Stiff resistance to include Iran in crisis diplomacy
The shooting of a Turkish warplane threatened, on Saturday, to escalate the Syrian conflict at a time when a proposal to include Iran in a fresh round of diplomacy was encountering stiff resistance among regional countries who seemed more inclined to pursue a military option to resolve the crisis.
On Saturday, Turkey’s President Abdullah Gul acknowledged that a two-seater F-4 Phantom jet might have strayed into Syrian air space and was subsequently shot down. But he stressed that the fighter-jet was not on a mission to breach Syrian airspace — a comment that steered clear of jingoism and seemed to signal that Ankara wished to avoid a flare-up over the incident.
“It is routine for jet fighters to sometimes fly in and out over [national] borders... when you consider their speed over the sea,” Mr. Gul observed. “These are not ill-intentioned things but happen beyond control due to the jets’ speed.” A statement on Friday from the office of Turkish Prime Minister Recep Tayyip Erdogan said: “Turkey, after the incident, is fully enlightened, will lay forward its attitude and take necessary steps.”
The measured response could be attributed to the likelihood of a full-scale conflict involving regional and extra-regional players. Analysts pointed out that Turkey is a NATO member and its engagement in war with Syria could drag the entire western military alliance into an armed conflict.
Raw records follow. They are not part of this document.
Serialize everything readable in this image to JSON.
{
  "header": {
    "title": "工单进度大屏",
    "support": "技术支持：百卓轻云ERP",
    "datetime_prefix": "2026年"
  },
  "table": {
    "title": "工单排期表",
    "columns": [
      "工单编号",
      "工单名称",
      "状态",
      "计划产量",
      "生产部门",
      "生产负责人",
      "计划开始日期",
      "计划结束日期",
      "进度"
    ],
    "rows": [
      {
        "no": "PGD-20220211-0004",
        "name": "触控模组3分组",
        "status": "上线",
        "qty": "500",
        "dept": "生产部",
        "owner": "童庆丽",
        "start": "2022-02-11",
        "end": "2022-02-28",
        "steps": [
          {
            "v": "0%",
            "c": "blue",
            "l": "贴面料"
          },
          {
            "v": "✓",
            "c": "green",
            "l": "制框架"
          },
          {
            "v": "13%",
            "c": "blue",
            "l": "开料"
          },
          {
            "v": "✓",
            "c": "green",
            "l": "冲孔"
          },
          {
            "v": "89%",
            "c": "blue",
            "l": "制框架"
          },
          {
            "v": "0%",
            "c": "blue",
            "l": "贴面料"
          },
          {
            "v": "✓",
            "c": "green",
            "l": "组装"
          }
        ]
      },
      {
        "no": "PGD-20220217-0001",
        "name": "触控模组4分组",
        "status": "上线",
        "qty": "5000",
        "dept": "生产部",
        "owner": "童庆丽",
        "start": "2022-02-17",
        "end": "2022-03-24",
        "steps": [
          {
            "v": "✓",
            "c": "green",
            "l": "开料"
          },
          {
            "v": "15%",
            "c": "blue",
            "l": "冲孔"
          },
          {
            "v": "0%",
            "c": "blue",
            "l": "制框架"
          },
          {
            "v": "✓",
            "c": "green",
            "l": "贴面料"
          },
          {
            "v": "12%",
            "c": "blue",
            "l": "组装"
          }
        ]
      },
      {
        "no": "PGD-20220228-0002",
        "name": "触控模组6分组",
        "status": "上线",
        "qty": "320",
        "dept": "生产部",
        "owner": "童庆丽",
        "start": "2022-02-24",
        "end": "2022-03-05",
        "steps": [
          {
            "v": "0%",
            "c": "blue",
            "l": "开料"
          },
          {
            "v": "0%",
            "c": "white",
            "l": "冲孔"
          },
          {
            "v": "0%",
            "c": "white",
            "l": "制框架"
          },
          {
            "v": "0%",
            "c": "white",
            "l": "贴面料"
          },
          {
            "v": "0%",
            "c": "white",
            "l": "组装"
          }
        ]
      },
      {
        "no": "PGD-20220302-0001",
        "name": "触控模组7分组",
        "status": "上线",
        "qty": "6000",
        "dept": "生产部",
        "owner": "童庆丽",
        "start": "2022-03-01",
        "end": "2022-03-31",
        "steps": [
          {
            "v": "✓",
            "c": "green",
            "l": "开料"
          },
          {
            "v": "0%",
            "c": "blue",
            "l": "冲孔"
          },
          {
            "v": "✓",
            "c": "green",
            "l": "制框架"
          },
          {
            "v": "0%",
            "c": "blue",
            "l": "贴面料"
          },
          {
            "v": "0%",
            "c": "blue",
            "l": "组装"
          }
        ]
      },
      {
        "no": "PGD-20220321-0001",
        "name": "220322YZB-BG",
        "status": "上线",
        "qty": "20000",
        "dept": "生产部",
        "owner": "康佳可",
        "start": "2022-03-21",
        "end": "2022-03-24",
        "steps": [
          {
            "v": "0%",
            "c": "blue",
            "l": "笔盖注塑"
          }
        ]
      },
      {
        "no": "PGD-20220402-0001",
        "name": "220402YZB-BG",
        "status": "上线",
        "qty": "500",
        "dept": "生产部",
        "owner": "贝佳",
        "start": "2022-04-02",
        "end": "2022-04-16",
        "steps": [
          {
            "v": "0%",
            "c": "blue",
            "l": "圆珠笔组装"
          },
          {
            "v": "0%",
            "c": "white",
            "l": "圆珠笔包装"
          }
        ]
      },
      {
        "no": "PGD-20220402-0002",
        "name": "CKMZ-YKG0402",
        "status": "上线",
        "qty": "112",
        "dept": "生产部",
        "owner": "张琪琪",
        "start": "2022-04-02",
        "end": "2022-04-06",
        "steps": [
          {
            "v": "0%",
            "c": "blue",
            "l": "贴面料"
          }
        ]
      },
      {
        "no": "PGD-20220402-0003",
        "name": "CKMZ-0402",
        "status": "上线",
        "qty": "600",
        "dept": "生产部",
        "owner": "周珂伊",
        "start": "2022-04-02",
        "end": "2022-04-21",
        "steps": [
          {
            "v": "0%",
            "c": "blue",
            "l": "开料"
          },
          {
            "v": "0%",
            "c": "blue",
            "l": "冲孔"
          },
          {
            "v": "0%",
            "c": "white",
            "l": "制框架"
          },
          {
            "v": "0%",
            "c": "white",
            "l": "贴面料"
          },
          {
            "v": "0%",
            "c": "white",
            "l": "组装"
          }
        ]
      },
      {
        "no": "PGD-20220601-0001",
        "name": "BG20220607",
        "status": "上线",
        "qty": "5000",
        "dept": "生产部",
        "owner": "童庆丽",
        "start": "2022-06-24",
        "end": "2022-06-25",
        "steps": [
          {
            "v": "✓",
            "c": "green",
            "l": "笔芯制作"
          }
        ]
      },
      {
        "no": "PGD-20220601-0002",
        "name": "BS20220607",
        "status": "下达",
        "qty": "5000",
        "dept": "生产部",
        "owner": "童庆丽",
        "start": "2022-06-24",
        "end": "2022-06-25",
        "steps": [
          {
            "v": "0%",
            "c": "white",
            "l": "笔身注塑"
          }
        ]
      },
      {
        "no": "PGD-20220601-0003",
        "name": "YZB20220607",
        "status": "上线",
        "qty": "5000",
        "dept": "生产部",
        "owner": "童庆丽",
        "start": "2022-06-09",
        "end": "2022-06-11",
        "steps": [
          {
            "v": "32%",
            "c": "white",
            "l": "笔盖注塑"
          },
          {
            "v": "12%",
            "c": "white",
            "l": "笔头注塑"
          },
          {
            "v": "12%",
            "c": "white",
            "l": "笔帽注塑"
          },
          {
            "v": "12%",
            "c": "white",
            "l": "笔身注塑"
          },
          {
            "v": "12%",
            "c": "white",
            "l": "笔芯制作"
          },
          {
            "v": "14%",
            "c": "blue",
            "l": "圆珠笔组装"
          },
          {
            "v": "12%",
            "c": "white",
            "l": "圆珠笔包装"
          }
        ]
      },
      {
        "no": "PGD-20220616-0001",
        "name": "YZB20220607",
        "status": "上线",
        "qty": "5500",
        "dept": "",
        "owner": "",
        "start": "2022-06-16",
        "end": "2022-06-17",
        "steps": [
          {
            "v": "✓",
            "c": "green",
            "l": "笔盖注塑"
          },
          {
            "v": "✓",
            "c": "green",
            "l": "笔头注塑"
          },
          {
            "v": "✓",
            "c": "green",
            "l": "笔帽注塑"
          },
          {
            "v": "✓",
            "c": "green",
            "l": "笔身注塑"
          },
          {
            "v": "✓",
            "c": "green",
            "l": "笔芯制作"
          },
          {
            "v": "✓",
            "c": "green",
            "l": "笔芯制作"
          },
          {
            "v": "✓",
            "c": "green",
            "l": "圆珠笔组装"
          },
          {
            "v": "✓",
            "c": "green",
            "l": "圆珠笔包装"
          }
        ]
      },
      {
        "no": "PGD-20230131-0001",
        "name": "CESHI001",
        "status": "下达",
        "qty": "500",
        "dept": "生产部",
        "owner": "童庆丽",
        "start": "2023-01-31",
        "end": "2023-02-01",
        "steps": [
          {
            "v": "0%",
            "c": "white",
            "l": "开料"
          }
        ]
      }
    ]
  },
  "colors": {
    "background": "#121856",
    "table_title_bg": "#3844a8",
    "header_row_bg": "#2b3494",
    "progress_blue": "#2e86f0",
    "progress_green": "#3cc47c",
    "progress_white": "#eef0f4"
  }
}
Hoshyar Zebari, Foreign Minister of Iraq, Turkey’s neighbour, sounded the alarm when he said on Saturday that downing of the Turkish plane marked “ a serious escalation and [is an] indication that the conflict would have [a] far bigger impact than [on] Syria itself.”. Unsurprisingly, U.N. Secretary- General Ban Ki-moon counselled both sides to exercise restraint.
The timing of the shooting seemed particularly inopportune as diplomacy over Syria appeared to be floundering. The U.N. and Arab League envoy, Kofi Annan’s recent move to involve Iran for defusing the crisis is encountering a stiff resistance from the West and its Gulf allies.
In Geneva, Mr. Annan said, during a press conference with Robert Mood (head of the U.N.’s monitoring mission in Syria) Iran’s inclusion in talks would be necessary if a peaceful solution was to be found. Mr. Annan said he wished to convene a meeting of the Syria “contact group” in Geneva on June 30.
“I have made it quite clear that I believe Iran should be part of the solution,” he said. He warned, “If we continue the way we are going and competing with each other, it could lead to destructive competition and everyone will pay the price.”
Mr. Annan said it was “time for countries of influence to raise the level of pressure on the parties on the ground.”
Syria is Iran’s key regional ally and a “regime change” will greatly undermine Tehran’s influence in the Levant.
Despite Mr. Annan’s advocacy for a diplomatic offensive, some Arab Gulf countries, backed by the West, seemed more inclined to focus on the military track. The Guardian reported that Saudi Arabia had agreed to pay salaries to members of the opposition Free Syria Army, to encourage defections and increase pressure on the regime of Syrian President Bashar Al Assad. The daily added that senior officials from the U.S. and Arab world have discussed this move with Riyadh.